INSTRUCTIONS FOR THE TASK: Your answer should consist of the lines in the data below that contain "true".

Dataset rows for apps and sites
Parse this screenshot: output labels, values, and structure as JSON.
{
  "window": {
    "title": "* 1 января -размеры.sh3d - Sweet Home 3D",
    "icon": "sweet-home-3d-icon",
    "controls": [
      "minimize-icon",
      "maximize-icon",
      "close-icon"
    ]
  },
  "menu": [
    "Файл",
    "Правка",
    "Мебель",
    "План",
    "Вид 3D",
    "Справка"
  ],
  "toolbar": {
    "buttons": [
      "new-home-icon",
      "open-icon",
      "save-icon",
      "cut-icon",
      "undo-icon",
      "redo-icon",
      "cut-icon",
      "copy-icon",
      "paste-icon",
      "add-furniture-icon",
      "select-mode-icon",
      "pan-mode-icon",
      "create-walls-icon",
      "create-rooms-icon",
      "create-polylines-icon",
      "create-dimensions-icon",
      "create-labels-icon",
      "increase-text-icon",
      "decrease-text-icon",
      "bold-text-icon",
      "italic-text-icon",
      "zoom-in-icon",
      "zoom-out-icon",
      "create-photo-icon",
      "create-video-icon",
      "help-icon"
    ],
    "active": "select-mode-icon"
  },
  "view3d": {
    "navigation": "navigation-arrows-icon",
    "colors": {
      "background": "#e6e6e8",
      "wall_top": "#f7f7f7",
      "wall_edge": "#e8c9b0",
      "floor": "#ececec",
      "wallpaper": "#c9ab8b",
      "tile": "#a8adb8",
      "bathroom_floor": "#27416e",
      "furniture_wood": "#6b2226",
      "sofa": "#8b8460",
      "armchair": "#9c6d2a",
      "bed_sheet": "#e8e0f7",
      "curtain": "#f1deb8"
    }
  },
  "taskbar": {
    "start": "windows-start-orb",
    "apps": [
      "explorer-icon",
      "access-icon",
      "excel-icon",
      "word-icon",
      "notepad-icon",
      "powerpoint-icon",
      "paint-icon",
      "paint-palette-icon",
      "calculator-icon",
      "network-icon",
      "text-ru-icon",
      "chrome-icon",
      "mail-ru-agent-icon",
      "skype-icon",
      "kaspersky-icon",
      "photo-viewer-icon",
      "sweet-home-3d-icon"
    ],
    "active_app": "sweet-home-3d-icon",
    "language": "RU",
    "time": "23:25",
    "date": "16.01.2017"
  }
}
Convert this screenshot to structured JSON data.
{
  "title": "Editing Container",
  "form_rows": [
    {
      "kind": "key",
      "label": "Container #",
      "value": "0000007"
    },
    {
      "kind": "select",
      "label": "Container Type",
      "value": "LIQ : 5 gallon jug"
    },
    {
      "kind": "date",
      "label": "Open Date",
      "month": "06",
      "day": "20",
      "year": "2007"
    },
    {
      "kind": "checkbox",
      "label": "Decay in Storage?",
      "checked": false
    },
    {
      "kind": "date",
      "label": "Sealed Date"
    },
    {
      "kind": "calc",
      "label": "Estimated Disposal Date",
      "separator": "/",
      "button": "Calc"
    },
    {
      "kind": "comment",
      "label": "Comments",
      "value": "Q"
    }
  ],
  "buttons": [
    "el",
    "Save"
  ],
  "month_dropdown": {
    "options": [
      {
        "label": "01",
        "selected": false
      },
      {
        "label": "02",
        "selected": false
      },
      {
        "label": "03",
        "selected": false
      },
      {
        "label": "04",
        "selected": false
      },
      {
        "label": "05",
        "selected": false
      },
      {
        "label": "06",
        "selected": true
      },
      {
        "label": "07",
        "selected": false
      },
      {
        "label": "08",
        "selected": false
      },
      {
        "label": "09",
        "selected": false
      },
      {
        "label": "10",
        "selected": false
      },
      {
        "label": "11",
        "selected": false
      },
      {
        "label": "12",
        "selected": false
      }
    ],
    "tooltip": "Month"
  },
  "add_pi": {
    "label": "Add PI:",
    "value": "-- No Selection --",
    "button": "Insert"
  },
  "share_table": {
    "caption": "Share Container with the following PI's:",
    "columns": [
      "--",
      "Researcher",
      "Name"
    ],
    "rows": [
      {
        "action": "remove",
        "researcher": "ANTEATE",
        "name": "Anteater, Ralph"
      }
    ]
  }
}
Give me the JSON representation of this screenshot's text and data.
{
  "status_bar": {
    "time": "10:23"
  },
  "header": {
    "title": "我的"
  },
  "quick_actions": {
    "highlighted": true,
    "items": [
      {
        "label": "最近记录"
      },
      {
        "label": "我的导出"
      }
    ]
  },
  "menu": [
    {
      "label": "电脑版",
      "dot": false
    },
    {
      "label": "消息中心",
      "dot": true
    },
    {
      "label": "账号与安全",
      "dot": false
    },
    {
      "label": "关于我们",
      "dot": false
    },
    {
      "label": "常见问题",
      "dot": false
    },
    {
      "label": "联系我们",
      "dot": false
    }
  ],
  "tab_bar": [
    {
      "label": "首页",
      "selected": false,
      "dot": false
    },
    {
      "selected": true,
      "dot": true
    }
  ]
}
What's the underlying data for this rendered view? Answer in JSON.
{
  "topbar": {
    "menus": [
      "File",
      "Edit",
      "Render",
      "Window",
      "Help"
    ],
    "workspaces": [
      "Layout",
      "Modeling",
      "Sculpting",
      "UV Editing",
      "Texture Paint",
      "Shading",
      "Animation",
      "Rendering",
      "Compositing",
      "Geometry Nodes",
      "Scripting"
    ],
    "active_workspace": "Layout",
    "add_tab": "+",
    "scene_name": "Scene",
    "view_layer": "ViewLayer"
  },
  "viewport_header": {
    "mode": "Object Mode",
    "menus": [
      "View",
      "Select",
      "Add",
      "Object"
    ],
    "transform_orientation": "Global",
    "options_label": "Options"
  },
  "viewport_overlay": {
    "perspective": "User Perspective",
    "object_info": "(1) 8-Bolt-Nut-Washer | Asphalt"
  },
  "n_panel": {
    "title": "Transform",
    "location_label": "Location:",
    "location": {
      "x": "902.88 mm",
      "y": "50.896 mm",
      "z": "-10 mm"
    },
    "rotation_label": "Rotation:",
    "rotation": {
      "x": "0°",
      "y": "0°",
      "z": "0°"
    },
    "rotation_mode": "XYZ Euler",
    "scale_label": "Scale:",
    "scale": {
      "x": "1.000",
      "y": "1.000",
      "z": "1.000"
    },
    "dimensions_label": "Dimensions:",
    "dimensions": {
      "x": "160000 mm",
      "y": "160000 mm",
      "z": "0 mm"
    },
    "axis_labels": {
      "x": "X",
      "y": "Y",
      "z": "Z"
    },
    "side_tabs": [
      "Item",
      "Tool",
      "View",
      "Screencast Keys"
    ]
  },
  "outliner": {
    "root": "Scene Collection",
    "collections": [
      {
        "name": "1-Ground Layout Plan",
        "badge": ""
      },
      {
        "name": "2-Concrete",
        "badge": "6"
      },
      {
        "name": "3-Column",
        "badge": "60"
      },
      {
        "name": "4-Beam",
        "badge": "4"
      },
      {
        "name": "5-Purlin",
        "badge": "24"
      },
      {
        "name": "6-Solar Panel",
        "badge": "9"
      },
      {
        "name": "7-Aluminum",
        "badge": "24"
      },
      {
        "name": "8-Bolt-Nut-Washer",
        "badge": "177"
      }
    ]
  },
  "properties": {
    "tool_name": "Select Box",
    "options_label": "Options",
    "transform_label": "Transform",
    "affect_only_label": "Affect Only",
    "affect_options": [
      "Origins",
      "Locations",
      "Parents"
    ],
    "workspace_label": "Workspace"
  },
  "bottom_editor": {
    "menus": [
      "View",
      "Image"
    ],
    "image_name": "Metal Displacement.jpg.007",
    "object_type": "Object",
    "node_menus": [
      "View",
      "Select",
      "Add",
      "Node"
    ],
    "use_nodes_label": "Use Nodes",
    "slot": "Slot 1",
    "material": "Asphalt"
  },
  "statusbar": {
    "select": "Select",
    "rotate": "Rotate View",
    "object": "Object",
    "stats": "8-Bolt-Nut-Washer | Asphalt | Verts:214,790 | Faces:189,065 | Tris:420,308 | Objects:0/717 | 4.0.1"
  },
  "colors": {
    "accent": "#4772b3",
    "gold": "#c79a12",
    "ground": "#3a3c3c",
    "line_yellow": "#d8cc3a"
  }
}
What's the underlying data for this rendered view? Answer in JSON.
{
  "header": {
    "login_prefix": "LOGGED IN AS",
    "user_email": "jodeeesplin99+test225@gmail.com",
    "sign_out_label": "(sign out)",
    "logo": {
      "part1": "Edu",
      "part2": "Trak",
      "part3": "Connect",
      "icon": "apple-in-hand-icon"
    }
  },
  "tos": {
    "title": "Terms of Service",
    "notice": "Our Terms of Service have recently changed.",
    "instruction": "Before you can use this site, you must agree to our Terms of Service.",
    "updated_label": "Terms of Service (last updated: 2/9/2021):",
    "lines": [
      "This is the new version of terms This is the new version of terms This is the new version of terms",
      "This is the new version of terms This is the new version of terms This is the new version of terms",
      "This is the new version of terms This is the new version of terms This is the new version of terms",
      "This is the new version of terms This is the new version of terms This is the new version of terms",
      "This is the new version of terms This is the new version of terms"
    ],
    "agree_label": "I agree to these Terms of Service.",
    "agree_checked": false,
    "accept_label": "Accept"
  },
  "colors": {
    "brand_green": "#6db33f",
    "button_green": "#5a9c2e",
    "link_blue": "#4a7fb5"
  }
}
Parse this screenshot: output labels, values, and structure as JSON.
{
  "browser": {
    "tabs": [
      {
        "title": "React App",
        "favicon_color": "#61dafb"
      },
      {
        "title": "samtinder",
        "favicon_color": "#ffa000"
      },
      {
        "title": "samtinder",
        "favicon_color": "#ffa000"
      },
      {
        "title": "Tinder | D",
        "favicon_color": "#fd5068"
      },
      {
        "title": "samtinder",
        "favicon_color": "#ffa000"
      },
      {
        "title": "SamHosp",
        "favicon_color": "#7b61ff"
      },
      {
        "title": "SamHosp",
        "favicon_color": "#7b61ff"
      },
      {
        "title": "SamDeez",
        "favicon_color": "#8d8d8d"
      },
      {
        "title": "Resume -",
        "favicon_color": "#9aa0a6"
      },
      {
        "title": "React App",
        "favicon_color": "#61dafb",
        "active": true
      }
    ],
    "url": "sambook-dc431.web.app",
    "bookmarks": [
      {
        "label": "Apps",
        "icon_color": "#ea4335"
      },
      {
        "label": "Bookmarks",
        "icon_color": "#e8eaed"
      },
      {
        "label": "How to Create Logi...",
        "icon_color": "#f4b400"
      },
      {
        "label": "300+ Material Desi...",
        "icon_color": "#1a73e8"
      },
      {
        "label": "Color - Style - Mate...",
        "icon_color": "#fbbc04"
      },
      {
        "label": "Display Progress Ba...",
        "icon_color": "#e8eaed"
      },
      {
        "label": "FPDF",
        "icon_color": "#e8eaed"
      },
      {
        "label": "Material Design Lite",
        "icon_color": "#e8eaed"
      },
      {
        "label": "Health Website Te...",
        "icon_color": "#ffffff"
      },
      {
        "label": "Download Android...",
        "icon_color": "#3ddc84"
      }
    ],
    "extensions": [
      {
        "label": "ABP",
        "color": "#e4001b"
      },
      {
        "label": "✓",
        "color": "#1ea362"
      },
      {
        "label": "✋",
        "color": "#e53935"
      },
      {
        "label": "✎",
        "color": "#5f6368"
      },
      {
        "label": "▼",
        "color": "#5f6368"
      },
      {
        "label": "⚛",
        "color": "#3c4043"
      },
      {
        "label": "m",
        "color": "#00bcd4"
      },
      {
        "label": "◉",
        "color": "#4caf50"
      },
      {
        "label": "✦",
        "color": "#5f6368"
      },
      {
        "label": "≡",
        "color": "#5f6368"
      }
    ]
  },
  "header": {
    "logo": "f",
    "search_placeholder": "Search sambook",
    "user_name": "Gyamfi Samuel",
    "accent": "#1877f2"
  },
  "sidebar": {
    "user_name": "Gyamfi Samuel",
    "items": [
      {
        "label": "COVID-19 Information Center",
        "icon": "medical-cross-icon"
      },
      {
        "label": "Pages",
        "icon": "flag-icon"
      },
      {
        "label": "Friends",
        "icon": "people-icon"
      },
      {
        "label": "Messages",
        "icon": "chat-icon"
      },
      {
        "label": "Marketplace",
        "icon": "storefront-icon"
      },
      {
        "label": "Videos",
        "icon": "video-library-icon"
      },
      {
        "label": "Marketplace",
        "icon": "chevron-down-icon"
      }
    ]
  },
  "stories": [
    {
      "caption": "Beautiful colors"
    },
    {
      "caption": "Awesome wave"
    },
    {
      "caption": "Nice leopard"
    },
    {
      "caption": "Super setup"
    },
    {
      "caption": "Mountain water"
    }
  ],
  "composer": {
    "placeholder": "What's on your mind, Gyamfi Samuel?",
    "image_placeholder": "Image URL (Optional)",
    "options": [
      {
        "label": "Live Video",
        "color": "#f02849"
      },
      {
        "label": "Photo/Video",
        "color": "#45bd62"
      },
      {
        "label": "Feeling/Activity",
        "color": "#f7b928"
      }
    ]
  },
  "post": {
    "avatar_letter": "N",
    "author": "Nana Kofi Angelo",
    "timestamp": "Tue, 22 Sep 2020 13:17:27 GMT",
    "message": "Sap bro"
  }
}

COMPLETED TASK:
        "selected": true
    "highlighted": true,
      "dot": true
      "selected": true,
      "dot": true
        "active": true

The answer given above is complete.